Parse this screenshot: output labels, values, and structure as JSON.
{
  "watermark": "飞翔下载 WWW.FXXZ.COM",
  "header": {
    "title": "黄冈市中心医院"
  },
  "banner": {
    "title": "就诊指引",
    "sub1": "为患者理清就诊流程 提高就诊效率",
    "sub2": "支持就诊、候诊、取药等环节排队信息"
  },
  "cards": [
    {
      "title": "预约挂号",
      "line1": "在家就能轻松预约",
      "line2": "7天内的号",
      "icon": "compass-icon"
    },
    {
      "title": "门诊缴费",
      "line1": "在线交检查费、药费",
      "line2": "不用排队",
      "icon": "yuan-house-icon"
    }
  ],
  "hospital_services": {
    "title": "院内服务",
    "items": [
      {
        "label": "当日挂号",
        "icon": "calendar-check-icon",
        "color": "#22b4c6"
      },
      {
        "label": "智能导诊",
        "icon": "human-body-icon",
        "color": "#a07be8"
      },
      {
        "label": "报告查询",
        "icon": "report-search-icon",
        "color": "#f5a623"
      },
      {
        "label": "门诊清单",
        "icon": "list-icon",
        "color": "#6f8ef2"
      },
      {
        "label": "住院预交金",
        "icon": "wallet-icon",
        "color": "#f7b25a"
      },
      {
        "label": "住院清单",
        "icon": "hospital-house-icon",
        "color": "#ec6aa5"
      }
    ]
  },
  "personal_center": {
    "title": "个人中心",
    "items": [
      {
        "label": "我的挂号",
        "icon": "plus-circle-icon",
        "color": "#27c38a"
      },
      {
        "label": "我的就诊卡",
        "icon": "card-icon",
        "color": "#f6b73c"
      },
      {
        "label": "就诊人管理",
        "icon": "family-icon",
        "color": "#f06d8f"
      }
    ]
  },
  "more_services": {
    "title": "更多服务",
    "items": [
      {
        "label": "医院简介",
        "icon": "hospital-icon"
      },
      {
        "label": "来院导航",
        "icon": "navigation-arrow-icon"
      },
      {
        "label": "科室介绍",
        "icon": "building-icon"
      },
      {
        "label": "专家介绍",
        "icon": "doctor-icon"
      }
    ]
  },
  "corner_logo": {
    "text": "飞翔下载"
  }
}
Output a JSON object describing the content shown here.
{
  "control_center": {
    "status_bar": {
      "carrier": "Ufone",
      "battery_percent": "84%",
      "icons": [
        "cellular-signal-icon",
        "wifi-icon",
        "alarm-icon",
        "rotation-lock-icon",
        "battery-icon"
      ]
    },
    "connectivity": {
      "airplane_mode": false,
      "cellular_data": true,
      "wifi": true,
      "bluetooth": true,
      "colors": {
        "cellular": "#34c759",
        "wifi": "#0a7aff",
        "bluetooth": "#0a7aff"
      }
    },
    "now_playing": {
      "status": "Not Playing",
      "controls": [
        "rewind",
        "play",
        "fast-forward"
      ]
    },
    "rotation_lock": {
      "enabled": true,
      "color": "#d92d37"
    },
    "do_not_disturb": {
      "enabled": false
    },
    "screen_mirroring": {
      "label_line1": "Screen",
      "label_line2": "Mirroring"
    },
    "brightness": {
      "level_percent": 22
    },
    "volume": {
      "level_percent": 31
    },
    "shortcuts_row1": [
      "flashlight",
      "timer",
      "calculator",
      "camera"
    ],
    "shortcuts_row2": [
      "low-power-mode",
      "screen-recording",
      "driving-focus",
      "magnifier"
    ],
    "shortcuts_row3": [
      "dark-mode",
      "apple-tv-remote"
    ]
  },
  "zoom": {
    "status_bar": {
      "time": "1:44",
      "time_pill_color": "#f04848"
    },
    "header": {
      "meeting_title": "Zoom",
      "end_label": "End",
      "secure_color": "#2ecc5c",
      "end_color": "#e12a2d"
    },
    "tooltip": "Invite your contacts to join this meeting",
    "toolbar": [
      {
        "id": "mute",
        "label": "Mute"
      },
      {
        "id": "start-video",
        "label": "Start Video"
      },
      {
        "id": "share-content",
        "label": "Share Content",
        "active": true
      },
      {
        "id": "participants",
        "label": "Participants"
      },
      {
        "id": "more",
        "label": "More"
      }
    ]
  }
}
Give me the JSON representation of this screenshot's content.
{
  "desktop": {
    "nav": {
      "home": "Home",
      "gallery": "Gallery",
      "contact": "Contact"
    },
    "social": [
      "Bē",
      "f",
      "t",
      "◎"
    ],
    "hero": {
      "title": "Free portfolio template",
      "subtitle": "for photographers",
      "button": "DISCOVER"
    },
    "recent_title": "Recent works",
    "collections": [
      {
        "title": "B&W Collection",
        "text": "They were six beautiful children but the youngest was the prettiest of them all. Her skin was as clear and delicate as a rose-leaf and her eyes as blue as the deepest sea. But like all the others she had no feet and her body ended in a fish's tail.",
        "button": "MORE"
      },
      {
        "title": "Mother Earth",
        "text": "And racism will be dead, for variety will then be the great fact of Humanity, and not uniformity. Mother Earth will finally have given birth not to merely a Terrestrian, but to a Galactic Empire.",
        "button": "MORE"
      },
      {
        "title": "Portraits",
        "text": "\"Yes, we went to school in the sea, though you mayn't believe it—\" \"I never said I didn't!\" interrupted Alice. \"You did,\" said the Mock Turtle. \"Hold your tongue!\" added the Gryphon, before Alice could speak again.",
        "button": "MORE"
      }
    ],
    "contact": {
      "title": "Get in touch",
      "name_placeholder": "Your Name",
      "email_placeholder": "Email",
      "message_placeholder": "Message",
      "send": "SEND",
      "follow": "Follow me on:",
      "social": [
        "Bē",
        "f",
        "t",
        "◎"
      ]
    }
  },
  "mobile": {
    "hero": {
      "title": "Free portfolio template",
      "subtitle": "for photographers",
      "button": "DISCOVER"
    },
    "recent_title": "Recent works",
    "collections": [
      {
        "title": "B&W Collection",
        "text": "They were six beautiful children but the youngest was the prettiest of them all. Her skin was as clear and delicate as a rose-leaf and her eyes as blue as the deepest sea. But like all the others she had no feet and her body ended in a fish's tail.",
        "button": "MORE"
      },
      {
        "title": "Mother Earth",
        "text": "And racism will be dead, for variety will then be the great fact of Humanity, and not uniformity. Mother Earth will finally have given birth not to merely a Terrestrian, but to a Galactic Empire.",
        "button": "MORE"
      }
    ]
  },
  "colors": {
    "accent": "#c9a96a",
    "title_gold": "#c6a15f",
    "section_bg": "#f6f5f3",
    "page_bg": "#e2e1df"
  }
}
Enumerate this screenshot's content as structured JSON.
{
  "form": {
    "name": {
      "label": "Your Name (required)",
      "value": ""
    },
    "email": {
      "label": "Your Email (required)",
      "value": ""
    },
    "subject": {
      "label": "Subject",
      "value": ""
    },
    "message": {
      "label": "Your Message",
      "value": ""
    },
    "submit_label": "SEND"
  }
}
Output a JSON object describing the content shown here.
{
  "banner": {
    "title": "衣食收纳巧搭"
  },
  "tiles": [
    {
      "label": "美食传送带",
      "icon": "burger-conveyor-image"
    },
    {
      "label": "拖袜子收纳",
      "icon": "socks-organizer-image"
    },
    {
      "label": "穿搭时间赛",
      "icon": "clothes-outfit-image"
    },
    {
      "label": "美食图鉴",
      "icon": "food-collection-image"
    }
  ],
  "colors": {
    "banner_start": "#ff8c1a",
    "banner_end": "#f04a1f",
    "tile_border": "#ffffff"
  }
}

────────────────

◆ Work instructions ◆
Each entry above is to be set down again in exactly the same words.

◆ Exercise output ◆
Parse this screenshot: output labels, values, and structure as JSON.
{
  "watermark": "飞翔下载 WWW.FXXZ.COM",
  "header": {
    "title": "黄冈市中心医院"
  },
  "banner": {
    "title": "就诊指引",
    "sub1": "为患者理清就诊流程 提高就诊效率",
    "sub2": "支持就诊、候诊、取药等环节排队信息"
  },
  "cards": [
    {
      "title": "预约挂号",
      "line1": "在家就能轻松预约",
      "line2": "7天内的号",
      "icon": "compass-icon"
    },
    {
      "title": "门诊缴费",
      "line1": "在线交检查费、药费",
      "line2": "不用排队",
      "icon": "yuan-house-icon"
    }
  ],
  "hospital_services": {
    "title": "院内服务",
    "items": [
      {
        "label": "当日挂号",
        "icon": "calendar-check-icon",
        "color": "#22b4c6"
      },
      {
        "label": "智能导诊",
        "icon": "human-body-icon",
        "color": "#a07be8"
      },
      {
        "label": "报告查询",
        "icon": "report-search-icon",
        "color": "#f5a623"
      },
      {
        "label": "门诊清单",
        "icon": "list-icon",
        "color": "#6f8ef2"
      },
      {
        "label": "住院预交金",
        "icon": "wallet-icon",
        "color": "#f7b25a"
      },
      {
        "label": "住院清单",
        "icon": "hospital-house-icon",
        "color": "#ec6aa5"
      }
    ]
  },
  "personal_center": {
    "title": "个人中心",
    "items": [
      {
        "label": "我的挂号",
        "icon": "plus-circle-icon",
        "color": "#27c38a"
      },
      {
        "label": "我的就诊卡",
        "icon": "card-icon",
        "color": "#f6b73c"
      },
      {
        "label": "就诊人管理",
        "icon": "family-icon",
        "color": "#f06d8f"
      }
    ]
  },
  "more_services": {
    "title": "更多服务",
    "items": [
      {
        "label": "医院简介",
        "icon": "hospital-icon"
      },
      {
        "label": "来院导航",
        "icon": "navigation-arrow-icon"
      },
      {
        "label": "科室介绍",
        "icon": "building-icon"
      },
      {
        "label": "专家介绍",
        "icon": "doctor-icon"
      }
    ]
  },
  "corner_logo": {
    "text": "飞翔下载"
  }
}
Output a JSON object describing the content shown here.
{
  "control_center": {
    "status_bar": {
      "carrier": "Ufone",
      "battery_percent": "84%",
      "icons": [
        "cellular-signal-icon",
        "wifi-icon",
        "alarm-icon",
        "rotation-lock-icon",
        "battery-icon"
      ]
    },
    "connectivity": {
      "airplane_mode": false,
      "cellular_data": true,
      "wifi": true,
      "bluetooth": true,
      "colors": {
        "cellular": "#34c759",
        "wifi": "#0a7aff",
        "bluetooth": "#0a7aff"
      }
    },
    "now_playing": {
      "status": "Not Playing",
      "controls": [
        "rewind",
        "play",
        "fast-forward"
      ]
    },
    "rotation_lock": {
      "enabled": true,
      "color": "#d92d37"
    },
    "do_not_disturb": {
      "enabled": false
    },
    "screen_mirroring": {
      "label_line1": "Screen",
      "label_line2": "Mirroring"
    },
    "brightness": {
      "level_percent": 22
    },
    "volume": {
      "level_percent": 31
    },
    "shortcuts_row1": [
      "flashlight",
      "timer",
      "calculator",
      "camera"
    ],
    "shortcuts_row2": [
      "low-power-mode",
      "screen-recording",
      "driving-focus",
      "magnifier"
    ],
    "shortcuts_row3": [
      "dark-mode",
      "apple-tv-remote"
    ]
  },
  "zoom": {
    "status_bar": {
      "time": "1:44",
      "time_pill_color": "#f04848"
    },
    "header": {
      "meeting_title": "Zoom",
      "end_label": "End",
      "secure_color": "#2ecc5c",
      "end_color": "#e12a2d"
    },
    "tooltip": "Invite your contacts to join this meeting",
    "toolbar": [
      {
        "id": "mute",
        "label": "Mute"
      },
      {
        "id": "start-video",
        "label": "Start Video"
      },
      {
        "id": "share-content",
        "label": "Share Content",
        "active": true
      },
      {
        "id": "participants",
        "label": "Participants"
      },
      {
        "id": "more",
        "label": "More"
      }
    ]
  }
}
Give me the JSON representation of this screenshot's content.
{
  "desktop": {
    "nav": {
      "home": "Home",
      "gallery": "Gallery",
      "contact": "Contact"
    },
    "social": [
      "Bē",
      "f",
      "t",
      "◎"
    ],
    "hero": {
      "title": "Free portfolio template",
      "subtitle": "for photographers",
      "button": "DISCOVER"
    },
    "recent_title": "Recent works",
    "collections": [
      {
        "title": "B&W Collection",
        "text": "They were six beautiful children but the youngest was the prettiest of them all. Her skin was as clear and delicate as a rose-leaf and her eyes as blue as the deepest sea. But like all the others she had no feet and her body ended in a fish's tail.",
        "button": "MORE"
      },
      {
        "title": "Mother Earth",
        "text": "And racism will be dead, for variety will then be the great fact of Humanity, and not uniformity. Mother Earth will finally have given birth not to merely a Terrestrian, but to a Galactic Empire.",
        "button": "MORE"
      },
      {
        "title": "Portraits",
        "text": "\"Yes, we went to school in the sea, though you mayn't believe it—\" \"I never said I didn't!\" interrupted Alice. \"You did,\" said the Mock Turtle. \"Hold your tongue!\" added the Gryphon, before Alice could speak again.",
        "button": "MORE"
      }
    ],
    "contact": {
      "title": "Get in touch",
      "name_placeholder": "Your Name",
      "email_placeholder": "Email",
      "message_placeholder": "Message",
      "send": "SEND",
      "follow": "Follow me on:",
      "social": [
        "Bē",
        "f",
        "t",
        "◎"
      ]
    }
  },
  "mobile": {
    "hero": {
      "title": "Free portfolio template",
      "subtitle": "for photographers",
      "button": "DISCOVER"
    },
    "recent_title": "Recent works",
    "collections": [
      {
        "title": "B&W Collection",
        "text": "They were six beautiful children but the youngest was the prettiest of them all. Her skin was as clear and delicate as a rose-leaf and her eyes as blue as the deepest sea. But like all the others she had no feet and her body ended in a fish's tail.",
        "button": "MORE"
      },
      {
        "title": "Mother Earth",
        "text": "And racism will be dead, for variety will then be the great fact of Humanity, and not uniformity. Mother Earth will finally have given birth not to merely a Terrestrian, but to a Galactic Empire.",
        "button": "MORE"
      }
    ]
  },
  "colors": {
    "accent": "#c9a96a",
    "title_gold": "#c6a15f",
    "section_bg": "#f6f5f3",
    "page_bg": "#e2e1df"
  }
}
Enumerate this screenshot's content as structured JSON.
{
  "form": {
    "name": {
      "label": "Your Name (required)",
      "value": ""
    },
    "email": {
      "label": "Your Email (required)",
      "value": ""
    },
    "subject": {
      "label": "Subject",
      "value": ""
    },
    "message": {
      "label": "Your Message",
      "value": ""
    },
    "submit_label": "SEND"
  }
}
Output a JSON object describing the content shown here.
{
  "banner": {
    "title": "衣食收纳巧搭"
  },
  "tiles": [
    {
      "label": "美食传送带",
      "icon": "burger-conveyor-image"
    },
    {
      "label": "拖袜子收纳",
      "icon": "socks-organizer-image"
    },
    {
      "label": "穿搭时间赛",
      "icon": "clothes-outfit-image"
    },
    {
      "label": "美食图鉴",
      "icon": "food-collection-image"
    }
  ],
  "colors": {
    "banner_start": "#ff8c1a",
    "banner_end": "#f04a1f",
    "tile_border": "#ffffff"
  }
}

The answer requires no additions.